City Harvest pioneered food rescue in 1982 when we saw the abundance of excess food and recognized the practical purpose it could serve in filling the plates of the working mom who had trouble making ends meet at month’s end, the senior in the apartment upstairs living on a fixed income, and the family around the corner coping with a large and unexpected medical bill.
Today, nearly 1.4 million New Yorkers struggle to put meals on their tables and we have scaled up our efforts to fight hunger. City Harvest will collect 55 million pounds of excess food this year and deliver it free of charge to 500 here for tips on starting a food rescue organization in your own community!, and other across the five boroughs. By redirecting this nutritious food from supermarkets, manufacturers, farmers markets, and restaurants to our neighbors in need, we support our local communities and reduce the environmental impact of food that would otherwise go to waste. Click
For many people that City Harvest serves, local stores don’t stock much healthy food, or when they do it’s too expensive. Through our Healthy Neighborhoods programs, we work with community partners in low income neighborhoods across New York City to improve access to healthy, affordable food. We do this by providing free fruits and vegetables through our Mobile Markets, and working with local food retailers to increase their ability to stock and sell healthy food. We also teach residents the basics of nutrition and how to shop for and cook healthy meals on a budget.
In addition to helping meet the immediate need for food, City Harvest takes a long-term approach to hunger relief through these programs which can be found in the South Bronx, Northwest Queens, the North Shore of Staten Island, Bed Stuy in Brooklyn, and Washington Heights/Inwood.
City Harvest exists to end hunger in communities throughout New York City. We do this through food rescue and distribution, education, and other practical, innovative solutions.
It started with a potato.
Our first Executive Director, Helen verDuin Palit, had been working at aand saw how difficult it was to feed all the people who came in for lunch. While eating a potato skins appetizer at a nearby restaurant, she asked the chef what he did with the insides of the potatoes. When he told her that this unused portion was discarded, Helen said that the soup kitchen could really use the food that the restaurant was able to offer. The next day, the chef donated 30 gallons of cooked potatoes – which the kitchen used to thicken the soup it was serving. This quick meal out with friends led to the creation of City Harvest in December of 1982.
Thanks to Helen, Jason Kliot and several other New Yorkers who were troubled by the large numbers of people who didn’t have enough to eat, and the amount of good quality excess food going to waste, the smart and simple idea of food rescue was born.
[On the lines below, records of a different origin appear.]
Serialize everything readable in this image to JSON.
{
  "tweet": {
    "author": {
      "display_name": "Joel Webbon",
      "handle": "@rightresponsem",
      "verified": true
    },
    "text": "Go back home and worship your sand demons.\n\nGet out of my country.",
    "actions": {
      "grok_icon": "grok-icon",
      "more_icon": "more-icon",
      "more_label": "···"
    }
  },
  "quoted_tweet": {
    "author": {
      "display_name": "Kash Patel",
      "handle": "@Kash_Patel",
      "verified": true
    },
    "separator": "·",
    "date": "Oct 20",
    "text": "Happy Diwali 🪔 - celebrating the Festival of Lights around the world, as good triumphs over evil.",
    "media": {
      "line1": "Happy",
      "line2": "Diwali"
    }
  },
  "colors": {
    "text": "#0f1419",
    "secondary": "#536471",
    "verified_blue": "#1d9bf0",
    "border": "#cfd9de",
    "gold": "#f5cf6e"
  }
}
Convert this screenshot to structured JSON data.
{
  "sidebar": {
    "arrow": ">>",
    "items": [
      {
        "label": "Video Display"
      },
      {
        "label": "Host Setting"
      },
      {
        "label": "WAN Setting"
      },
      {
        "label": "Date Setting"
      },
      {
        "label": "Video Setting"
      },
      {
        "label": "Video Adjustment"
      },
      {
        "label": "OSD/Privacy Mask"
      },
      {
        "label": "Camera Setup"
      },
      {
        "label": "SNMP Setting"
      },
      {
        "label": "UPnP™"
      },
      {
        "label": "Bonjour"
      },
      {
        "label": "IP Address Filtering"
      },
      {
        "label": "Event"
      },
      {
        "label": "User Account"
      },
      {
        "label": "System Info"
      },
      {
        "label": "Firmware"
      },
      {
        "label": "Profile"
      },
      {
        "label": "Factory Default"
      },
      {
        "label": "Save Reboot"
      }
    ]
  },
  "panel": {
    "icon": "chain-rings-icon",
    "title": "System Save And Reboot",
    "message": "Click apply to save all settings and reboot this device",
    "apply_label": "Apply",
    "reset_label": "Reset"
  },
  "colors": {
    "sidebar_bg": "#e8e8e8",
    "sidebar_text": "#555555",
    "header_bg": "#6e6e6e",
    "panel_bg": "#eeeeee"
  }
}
They reached out to restaurants and retailers, enlisted friends, borrowed cars, and set up a hotline. With only volunteers in their own cars for the first seven months, hundreds of thousands of pounds of food was collected and delivered. All of the food was picked up and immediately delivered toand .
Over the next 34 years the organization grew to include 22 trucks, 160 staff members, thousands of volunteers, a, and the generous support of many food and financial donors. To date, City Harvest has rescued and delivered over 600 million pounds of nutritious food for hungry New Yorkers.